Ensuring timely access to COVID-19 vaccinations and outreach for our most vulnerable communities is a priority for the Boston Public Health Commission (BPHC). In February 2021, BPHC established a Pfizer-BioNTech COVID-19 Vaccination Clinic in Roxbury, a predominantly Black and Latinx neighborhood, to improve vaccine access for Boston’s residents of color.  At the time, there was a paucity of clinical and operational models for public health departments to rapidly stand up a COVID-19 vaccine clinic with use of the Pfizer-BioNTech COVID-19 vaccine. There was also limited guidance on best practices to operationalize equity with vaccine clinic planning.  

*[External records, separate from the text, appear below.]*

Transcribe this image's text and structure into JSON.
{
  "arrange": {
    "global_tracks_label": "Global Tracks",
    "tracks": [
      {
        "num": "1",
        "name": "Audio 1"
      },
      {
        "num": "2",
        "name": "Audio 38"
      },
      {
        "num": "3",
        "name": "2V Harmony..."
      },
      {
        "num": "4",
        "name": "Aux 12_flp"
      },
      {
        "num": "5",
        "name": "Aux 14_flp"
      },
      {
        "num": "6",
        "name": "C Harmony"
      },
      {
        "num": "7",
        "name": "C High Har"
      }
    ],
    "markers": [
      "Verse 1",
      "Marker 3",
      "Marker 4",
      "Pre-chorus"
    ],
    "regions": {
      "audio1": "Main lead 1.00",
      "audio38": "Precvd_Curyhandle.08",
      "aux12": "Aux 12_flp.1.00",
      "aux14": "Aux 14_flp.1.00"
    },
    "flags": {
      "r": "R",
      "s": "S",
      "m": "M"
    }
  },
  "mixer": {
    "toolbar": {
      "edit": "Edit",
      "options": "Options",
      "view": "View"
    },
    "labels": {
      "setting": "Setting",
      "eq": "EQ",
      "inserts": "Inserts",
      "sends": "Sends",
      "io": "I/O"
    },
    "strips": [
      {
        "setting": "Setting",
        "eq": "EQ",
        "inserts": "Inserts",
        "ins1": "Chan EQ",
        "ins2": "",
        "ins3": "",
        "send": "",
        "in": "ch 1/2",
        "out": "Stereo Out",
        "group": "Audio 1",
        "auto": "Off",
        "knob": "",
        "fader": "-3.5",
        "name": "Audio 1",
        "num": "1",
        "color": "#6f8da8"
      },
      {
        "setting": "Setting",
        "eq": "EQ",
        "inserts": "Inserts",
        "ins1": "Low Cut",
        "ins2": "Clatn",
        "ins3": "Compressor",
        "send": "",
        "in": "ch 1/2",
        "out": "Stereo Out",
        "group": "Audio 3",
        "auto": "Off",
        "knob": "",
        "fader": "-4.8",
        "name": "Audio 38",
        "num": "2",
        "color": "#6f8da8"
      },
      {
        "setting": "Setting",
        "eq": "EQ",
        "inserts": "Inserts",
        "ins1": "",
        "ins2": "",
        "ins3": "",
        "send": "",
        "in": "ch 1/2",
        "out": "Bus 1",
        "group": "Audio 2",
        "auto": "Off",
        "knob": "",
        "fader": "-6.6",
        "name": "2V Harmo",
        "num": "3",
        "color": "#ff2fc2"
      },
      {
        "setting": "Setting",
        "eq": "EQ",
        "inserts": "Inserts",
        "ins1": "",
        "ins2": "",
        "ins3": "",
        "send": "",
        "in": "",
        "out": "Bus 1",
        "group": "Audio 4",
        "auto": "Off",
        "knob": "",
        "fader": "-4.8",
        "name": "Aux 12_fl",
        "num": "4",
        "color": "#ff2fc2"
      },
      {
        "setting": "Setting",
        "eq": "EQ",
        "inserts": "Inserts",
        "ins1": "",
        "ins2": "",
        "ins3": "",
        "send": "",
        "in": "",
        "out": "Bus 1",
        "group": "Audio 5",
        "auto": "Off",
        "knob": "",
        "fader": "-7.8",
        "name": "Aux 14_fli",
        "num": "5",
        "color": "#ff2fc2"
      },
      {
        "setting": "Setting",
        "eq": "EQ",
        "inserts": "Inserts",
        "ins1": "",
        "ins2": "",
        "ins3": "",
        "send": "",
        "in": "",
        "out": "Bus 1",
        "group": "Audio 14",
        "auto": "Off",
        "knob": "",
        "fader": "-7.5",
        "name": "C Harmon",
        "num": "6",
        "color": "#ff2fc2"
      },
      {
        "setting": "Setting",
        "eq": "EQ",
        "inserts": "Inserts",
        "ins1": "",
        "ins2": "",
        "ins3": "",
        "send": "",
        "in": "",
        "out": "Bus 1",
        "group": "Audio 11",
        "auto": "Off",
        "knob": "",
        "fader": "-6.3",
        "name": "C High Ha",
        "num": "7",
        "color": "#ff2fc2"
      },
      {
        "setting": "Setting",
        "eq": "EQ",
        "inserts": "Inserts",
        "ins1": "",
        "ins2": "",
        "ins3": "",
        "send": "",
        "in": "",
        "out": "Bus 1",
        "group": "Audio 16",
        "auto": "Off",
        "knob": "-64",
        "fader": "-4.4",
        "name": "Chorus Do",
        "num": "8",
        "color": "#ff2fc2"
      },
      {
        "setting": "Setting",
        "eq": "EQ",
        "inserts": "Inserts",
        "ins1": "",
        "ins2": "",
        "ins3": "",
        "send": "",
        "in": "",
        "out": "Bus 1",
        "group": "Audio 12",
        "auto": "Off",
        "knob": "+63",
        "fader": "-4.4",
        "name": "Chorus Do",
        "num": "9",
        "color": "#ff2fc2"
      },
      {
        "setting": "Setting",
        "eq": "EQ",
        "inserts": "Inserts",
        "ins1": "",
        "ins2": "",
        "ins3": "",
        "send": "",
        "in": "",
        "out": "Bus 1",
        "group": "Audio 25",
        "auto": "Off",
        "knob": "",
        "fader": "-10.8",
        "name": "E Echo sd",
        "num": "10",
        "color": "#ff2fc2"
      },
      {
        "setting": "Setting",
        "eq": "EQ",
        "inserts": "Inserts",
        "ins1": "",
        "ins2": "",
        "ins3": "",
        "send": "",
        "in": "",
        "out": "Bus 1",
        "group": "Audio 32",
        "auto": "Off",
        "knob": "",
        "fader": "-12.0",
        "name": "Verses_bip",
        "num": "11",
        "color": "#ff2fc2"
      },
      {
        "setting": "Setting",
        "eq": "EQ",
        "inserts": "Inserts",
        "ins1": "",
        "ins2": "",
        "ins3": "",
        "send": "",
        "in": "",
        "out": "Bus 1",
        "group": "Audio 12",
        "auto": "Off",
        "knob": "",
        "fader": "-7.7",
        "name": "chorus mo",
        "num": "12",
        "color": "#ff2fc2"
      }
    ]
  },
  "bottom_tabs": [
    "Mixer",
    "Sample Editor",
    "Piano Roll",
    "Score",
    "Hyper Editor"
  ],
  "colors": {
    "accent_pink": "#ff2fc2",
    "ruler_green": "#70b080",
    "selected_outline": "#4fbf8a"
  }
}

• A literature review of vaccine storage, transport, and administration safety guidelines, as well as Pfizer-BioNTech COVID-19 vaccine educational materials, was conducted to inform rapid development of our standard operating procedures. 
• The PrepMod digital platform served as the primary registration method for our vaccination site. We also leveraged community partnerships to facilitate vaccine access for Boston’s most vulnerable residents through use of dedicated appointment slots and creation of on-call “waiting lists” to be used in the event of extra vaccine. 
• Individual demographic and clinical information was collected and extracted from PrepMod to continually monitor outcomes and prepare this analysis.


• 4,186 individuals were vaccinated at our COVID-19 vaccination site from February 2-February 24. An average of 233 vaccines were administered during each clinic session. 
• A total of 2,287 doses were administered to Boston residents. Residents from adjacent Roxbury, Dorchester, and Jamaica Plain neighborhoods constituted 47% of vaccinated Boston residents at our clinic. Among vaccinated Boston residents, 31.9% were Black/African American and 14.9% were Latinx/Hispanic.

Future Directions:

• Our experience suggests that proximity to a COVID-19 vaccination site improves vaccine access for residents in nearby neighborhoods. Strategic planning with regards to the geographic distribution of vaccine sites across Boston neighborhoods, especially those that have been disproportionately affected by COVID-19, is critical to ensure equitable access.
• Clinical staffing models to deliver Pfizer-BioNTech COVID-19 vaccines should incorporate heterogeneity in number of doses per vial into their operational planning strategies.
• Use of community partnerships to assist with appointment enrollment and creation of “on-call lists” is an effective strategy to increase equitable vaccine access for Boston’s residents of color and minimize wastage of doses. 

Preceptor: Jennifer Lo, MD, Medical Director, Boston Public Health Commission